Moshe assembled the entire congregation of Israel to give the second set of tablets. He proceeded to recount in detail what G!d wanted of them which includes keeping the Sabbath holy and a detailed review of the construction of the Mishkan. Why does God spend so much time on the details of the Mishkan, and why does the Torah repeat them? And what does this have to do with bringing everyone together?

Our sages teach us that the intricacies of the Mishkan were such that without everything in place, it would not work. Think of the Mishkan like an advanced computer chip. If everything isn’t lined up and in place, the chip will not function. It can be 99.9 percent perfectly aligned – but if just a fraction of the chip isn’t properly fashioned, it doesn’t process anything. Without every details in place the Mishkan too would not function.

The Jewish people are like the Mishkan. Each person has a unique purpose and all of our efforts are required to fulfill the spiritual mission of the Jewish people. Everyone is integral part. We can’t assign the work to only the righteous, the rich or the rabbis, because each one of us in endowed with special talents and an intrinsic value that others do not have.

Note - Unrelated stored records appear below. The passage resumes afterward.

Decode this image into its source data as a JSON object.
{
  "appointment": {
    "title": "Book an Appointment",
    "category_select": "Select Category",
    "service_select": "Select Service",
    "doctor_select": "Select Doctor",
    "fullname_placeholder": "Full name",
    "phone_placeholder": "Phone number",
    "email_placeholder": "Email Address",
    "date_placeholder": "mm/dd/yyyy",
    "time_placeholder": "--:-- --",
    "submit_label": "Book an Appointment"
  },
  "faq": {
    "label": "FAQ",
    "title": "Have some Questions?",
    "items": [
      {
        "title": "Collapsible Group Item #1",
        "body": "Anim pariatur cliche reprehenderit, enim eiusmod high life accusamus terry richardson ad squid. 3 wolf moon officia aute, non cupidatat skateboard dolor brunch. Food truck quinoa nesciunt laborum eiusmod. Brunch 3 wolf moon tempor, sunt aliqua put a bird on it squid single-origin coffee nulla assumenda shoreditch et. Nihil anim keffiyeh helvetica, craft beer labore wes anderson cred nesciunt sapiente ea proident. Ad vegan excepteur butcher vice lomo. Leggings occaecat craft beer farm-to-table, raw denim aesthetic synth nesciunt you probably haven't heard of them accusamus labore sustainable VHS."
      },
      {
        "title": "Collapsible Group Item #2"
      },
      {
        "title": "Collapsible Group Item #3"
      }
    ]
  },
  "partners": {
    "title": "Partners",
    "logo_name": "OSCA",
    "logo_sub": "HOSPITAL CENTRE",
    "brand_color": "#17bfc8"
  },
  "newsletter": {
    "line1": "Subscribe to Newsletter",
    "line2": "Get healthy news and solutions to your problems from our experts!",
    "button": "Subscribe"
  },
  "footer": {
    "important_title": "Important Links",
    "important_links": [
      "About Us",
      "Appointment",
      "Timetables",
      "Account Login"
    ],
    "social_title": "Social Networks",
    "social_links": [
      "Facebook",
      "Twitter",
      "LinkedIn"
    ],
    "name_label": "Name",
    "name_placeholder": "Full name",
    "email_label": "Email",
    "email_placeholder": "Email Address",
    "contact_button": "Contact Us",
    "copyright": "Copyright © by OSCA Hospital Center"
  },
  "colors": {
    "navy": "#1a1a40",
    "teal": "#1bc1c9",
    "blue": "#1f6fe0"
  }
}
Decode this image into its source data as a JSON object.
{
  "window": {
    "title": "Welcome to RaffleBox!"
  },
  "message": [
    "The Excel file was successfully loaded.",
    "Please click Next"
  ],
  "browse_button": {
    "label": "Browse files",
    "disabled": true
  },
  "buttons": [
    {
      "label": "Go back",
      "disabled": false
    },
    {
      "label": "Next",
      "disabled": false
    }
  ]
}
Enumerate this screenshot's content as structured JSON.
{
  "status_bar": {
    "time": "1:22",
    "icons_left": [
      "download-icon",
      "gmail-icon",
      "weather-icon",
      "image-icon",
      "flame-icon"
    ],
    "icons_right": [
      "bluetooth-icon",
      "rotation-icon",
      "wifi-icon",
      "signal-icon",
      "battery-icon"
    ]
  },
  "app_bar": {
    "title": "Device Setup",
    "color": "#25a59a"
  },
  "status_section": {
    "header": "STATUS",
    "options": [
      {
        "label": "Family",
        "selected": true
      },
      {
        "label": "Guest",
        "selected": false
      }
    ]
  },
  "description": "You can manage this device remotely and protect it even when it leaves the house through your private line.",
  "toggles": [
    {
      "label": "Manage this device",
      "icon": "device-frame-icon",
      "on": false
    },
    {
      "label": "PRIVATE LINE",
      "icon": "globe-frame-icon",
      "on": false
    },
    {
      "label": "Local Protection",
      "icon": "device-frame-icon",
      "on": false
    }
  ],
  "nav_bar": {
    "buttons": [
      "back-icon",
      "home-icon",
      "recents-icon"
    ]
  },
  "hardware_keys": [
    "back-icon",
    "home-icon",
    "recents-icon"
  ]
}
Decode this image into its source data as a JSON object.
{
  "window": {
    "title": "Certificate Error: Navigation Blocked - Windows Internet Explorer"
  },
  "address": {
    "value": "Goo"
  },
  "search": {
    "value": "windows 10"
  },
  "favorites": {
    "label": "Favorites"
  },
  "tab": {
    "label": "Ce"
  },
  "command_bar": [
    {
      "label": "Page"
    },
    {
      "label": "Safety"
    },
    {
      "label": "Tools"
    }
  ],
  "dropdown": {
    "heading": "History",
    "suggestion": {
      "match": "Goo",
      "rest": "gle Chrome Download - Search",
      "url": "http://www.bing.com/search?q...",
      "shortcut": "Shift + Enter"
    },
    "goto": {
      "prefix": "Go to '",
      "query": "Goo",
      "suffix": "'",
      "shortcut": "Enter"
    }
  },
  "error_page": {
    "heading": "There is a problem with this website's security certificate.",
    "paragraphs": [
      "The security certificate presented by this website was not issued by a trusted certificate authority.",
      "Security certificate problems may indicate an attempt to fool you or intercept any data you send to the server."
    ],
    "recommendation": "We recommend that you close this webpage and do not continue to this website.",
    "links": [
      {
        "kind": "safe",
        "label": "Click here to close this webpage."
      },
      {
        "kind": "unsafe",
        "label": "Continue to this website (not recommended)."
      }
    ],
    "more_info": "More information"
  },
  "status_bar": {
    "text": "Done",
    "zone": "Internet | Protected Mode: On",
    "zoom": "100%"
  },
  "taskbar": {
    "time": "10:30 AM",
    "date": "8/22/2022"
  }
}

The Jewish people’s true light to the world cannot shine brightly without all of us.

Shabbat Shalom